▸ Task objective: Copy each line of the entries that includes the word "your".

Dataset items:
■ ■ ■ ■ ■ ■ ■

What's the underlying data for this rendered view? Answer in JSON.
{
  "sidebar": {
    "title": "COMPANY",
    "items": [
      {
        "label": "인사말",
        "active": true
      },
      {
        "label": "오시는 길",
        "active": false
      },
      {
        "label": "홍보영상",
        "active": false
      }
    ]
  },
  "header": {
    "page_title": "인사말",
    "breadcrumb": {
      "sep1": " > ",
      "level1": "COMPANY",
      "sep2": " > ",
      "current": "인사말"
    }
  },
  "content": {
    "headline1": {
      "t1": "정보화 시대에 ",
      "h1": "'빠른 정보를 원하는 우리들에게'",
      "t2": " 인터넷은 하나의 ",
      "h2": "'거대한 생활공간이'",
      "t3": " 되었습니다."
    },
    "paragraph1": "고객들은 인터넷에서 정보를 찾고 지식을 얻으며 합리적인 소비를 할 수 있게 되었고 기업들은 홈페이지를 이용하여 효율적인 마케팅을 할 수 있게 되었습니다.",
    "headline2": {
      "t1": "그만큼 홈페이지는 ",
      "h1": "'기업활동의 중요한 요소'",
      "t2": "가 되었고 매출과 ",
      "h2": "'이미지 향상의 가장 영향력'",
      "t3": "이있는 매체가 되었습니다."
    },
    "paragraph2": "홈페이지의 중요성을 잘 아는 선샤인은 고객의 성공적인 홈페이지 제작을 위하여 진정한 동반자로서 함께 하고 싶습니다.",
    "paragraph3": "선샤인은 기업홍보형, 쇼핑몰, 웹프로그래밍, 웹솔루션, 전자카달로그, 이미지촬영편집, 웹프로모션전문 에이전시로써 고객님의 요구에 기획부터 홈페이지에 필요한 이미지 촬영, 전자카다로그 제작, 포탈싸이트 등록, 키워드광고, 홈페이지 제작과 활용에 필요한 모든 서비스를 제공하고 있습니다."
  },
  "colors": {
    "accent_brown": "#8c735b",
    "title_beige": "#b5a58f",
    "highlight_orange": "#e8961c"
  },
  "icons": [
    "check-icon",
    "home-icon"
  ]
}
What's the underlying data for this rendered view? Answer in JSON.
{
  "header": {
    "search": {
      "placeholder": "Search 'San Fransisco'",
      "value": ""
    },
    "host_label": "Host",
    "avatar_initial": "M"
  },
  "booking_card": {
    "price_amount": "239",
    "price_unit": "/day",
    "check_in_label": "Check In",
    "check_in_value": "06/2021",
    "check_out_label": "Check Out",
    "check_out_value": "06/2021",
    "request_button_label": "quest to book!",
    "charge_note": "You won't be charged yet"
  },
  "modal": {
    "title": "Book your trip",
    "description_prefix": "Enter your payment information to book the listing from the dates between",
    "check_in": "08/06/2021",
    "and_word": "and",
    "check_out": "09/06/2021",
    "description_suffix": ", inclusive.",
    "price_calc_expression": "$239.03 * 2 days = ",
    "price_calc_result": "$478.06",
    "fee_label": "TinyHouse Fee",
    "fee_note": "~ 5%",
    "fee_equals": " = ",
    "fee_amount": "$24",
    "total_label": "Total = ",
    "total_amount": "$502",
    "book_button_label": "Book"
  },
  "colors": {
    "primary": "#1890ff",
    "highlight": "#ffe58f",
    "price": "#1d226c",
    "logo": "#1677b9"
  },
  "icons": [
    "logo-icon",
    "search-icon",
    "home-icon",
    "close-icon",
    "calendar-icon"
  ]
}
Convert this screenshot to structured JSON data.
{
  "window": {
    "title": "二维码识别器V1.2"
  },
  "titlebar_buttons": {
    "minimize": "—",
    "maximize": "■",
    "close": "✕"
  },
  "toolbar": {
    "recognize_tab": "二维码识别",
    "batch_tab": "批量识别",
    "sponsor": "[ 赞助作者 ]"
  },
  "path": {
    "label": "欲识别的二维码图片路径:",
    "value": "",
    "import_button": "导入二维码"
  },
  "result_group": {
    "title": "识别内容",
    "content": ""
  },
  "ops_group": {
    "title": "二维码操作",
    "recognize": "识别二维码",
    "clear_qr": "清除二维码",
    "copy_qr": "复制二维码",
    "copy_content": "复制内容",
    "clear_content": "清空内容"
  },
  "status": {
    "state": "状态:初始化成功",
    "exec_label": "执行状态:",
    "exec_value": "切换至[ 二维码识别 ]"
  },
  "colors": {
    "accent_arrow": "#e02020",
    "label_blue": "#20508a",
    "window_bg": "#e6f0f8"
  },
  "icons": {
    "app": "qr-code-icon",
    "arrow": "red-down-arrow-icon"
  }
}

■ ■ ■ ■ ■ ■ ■

▸ Reply:
    "title": "Book your trip",
    "description_prefix": "Enter your payment information to book the listing from the dates between",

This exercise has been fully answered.